Disclosure: I’m a member of the Alliance Party. I am also a born-again evangelical Christian.
The first I heard was Naomi Long citing Matthew 6:5-6 on Facebook, concerning not praying in a manner to be seen by others. It was later that day that I heard the full story: Nuala McAllister had decided not to invite someone to say grace before the Lord Mayor’s dinner last Saturday night, and great was the gnashing of teeth over this break in tradition of about 25 years or so.
As a Christian, all I can see is virtue signalling. And it’s ugly.
I imagine that if I were Lord Mayor (can’t see it), I would ask for grace to be said. But you know what? I’m not known for giving thanks to God before meals on my own. On the other hand, I share willingly when others take time out to give thanks, and if asked I will say a simple grace. I enjoy the rhythm of meals at Corrymeela where silence is called during the meal to give thanks, each in our own way.
However, this was different.
In the first place, Nuala is not a Christian. As Lord Mayor, she will attend and has already attended religious services where God will be worshipped. On the other hand, dinner is not a religious occasion. It can be, but I don’t think a civic dinner could be so described.
And there is the crux of the matter. As a friend of mine once pointed out from the pulpit, Christians cannot expect non-Christians to do what the Bible says. Why would they? I believe the Bible is true, but they don’t.

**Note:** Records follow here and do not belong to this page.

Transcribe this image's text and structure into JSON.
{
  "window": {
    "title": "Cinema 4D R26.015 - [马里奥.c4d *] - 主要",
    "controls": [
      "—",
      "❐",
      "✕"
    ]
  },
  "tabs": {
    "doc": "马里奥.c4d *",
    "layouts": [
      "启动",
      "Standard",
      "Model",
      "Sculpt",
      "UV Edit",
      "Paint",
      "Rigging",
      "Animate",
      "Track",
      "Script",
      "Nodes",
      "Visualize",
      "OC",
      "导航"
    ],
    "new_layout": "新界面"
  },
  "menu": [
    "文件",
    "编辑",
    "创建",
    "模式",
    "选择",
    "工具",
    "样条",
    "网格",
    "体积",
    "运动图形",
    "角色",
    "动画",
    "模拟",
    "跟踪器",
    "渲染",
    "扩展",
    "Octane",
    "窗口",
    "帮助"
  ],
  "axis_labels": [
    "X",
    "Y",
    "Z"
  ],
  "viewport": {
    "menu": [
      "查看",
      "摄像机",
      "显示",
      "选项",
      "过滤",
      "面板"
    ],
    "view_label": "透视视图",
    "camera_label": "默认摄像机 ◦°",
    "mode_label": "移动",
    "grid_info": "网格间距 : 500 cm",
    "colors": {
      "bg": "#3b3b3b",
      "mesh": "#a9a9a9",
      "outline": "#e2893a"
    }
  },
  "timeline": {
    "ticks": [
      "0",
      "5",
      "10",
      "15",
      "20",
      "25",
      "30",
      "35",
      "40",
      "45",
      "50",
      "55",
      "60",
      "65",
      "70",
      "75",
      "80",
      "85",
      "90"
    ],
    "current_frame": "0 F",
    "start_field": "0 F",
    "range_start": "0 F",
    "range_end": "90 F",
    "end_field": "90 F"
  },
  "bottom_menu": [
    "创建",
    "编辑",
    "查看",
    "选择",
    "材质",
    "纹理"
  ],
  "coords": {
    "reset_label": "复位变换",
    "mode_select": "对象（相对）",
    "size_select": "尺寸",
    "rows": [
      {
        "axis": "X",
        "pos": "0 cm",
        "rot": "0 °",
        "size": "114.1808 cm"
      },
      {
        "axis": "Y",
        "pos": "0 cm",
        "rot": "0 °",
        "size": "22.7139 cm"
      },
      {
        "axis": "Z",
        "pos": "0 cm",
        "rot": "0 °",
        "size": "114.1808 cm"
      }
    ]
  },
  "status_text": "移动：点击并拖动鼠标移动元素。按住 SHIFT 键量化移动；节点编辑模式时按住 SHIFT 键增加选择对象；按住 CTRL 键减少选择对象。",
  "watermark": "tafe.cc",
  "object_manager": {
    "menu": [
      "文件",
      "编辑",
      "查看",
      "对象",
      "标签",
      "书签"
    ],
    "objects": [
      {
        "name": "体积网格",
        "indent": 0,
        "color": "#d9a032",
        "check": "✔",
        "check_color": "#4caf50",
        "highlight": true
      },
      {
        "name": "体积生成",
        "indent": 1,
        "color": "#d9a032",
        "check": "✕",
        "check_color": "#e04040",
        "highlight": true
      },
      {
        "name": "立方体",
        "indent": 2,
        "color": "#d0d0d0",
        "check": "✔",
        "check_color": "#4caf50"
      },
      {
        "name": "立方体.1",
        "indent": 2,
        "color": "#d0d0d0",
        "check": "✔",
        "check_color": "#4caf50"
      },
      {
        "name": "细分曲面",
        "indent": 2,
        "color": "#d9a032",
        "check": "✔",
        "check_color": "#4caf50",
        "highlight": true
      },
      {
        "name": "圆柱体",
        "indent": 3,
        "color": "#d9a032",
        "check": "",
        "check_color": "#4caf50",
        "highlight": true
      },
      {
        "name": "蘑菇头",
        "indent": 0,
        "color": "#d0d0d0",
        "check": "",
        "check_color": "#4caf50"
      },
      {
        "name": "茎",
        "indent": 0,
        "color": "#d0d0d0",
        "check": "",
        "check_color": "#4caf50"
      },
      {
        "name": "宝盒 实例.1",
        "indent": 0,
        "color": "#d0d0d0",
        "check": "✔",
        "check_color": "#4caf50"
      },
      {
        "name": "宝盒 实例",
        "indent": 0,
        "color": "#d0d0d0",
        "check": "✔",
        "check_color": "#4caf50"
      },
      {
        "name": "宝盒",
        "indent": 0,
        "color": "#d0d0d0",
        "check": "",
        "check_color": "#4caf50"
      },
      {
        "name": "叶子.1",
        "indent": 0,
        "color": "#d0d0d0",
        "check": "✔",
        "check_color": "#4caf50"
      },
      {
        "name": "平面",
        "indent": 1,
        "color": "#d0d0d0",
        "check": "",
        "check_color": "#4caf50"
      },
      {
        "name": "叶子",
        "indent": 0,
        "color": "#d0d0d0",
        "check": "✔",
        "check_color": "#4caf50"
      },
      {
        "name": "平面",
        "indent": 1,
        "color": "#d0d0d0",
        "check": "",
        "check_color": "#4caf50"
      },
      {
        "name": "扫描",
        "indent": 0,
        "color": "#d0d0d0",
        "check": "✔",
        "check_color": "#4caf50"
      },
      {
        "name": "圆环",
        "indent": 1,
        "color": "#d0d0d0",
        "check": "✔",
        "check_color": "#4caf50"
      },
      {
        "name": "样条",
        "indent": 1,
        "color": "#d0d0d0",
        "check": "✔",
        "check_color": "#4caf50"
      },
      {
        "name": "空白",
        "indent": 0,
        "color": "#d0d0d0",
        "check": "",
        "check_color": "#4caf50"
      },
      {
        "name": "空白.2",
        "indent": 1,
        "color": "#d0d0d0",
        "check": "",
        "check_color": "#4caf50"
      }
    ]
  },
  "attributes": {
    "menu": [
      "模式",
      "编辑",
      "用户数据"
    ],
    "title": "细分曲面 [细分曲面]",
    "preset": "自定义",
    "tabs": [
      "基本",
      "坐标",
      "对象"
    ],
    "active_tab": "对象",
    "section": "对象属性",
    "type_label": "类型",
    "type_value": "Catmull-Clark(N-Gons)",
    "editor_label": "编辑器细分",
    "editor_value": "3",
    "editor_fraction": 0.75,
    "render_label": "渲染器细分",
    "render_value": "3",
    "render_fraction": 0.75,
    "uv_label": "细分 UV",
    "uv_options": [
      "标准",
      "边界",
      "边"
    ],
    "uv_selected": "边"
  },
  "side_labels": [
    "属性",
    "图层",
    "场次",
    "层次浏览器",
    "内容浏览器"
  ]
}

Would it have been wrong for Nuala to call on one of the Christians present to formally give thanks? Of course it wouldn’t, although I think it shows great integrity that she wouldn’t just follow a tradition adhered to for rather less than my own short lifetime just to look “right” to the Christians.

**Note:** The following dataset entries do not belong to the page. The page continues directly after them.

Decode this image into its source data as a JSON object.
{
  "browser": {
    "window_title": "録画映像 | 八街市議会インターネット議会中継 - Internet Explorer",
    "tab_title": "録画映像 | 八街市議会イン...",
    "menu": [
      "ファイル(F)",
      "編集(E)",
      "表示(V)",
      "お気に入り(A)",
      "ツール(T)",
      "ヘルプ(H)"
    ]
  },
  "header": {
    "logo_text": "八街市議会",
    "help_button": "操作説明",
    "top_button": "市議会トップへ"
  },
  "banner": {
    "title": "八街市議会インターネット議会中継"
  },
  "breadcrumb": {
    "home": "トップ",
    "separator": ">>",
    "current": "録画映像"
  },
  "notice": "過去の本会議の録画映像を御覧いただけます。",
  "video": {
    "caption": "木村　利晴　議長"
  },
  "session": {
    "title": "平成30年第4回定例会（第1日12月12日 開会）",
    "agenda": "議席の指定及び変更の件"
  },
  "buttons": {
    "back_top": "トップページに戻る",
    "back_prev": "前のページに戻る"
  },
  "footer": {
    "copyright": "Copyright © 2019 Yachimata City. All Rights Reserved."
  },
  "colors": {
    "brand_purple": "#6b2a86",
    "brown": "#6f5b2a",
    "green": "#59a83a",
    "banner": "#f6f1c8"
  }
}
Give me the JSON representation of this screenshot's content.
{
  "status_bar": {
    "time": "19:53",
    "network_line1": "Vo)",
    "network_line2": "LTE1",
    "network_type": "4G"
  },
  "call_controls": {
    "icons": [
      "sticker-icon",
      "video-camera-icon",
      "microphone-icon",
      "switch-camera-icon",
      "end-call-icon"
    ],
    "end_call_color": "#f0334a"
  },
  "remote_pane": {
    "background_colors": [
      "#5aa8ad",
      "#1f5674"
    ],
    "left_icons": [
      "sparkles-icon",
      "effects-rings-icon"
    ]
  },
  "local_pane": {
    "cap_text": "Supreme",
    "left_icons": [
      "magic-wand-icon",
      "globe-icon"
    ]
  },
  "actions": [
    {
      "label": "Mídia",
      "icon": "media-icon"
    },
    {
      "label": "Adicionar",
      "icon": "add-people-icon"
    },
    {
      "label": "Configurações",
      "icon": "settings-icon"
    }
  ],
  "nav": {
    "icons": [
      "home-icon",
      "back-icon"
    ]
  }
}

But unless the Christians present at dinner who complained when interviewed by the Belfast Telegraph said grace before meals on a regular basis, it’s hypocrisy. Saying things to look good in public, but not following up in private.
In a world where Christianity no longer dominates (to the extent that true faith ever dominated, as distinct to the habit of church-going), we are fighting to witness to the truth we believe about God and his salvation through Jesus. I don’t believe that complaining about a non-Christian not arranging for prayers to be said at a secular occasion helps us witness to that truth.

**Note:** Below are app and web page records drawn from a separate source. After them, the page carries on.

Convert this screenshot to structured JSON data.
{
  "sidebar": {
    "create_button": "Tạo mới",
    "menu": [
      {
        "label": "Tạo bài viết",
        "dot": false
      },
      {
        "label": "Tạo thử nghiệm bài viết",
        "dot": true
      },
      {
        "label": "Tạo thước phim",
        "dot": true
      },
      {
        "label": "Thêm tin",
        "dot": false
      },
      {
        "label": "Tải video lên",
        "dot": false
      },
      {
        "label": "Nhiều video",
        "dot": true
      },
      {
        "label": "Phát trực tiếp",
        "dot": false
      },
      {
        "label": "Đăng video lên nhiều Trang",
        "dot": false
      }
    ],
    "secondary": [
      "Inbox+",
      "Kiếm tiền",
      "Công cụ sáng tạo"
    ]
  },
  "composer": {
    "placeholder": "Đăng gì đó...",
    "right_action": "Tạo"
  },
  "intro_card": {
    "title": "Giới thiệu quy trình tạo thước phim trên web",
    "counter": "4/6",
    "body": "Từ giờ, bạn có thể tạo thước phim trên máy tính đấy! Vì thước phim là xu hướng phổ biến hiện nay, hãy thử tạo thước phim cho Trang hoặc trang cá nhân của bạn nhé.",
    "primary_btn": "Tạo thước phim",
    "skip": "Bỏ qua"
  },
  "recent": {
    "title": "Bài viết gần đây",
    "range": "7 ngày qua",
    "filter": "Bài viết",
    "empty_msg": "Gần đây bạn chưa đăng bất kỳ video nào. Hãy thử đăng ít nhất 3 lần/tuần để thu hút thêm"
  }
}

But in the end, it comes down to this:
Christians cannot force non-Christians to do as a Christian would do. We can’t even make other Christians follow biblical norms.
We can and must try to persuade non-Christians that specific Christian beliefs about how we should treat others are things they should agree with. A great many of our laws are on the statute books because Christians and non-Christians agreed that values which happen to be in the Bible were in everybody’s interests.
But in the end, Christians need to allow non-Christians not to acknowledge God. We still believe God exists. It’s our job to honour and glorify him in our own lives, and to persuade others that God exists and is a great deal more than relevant. But we cannot force everyone else to agree with us.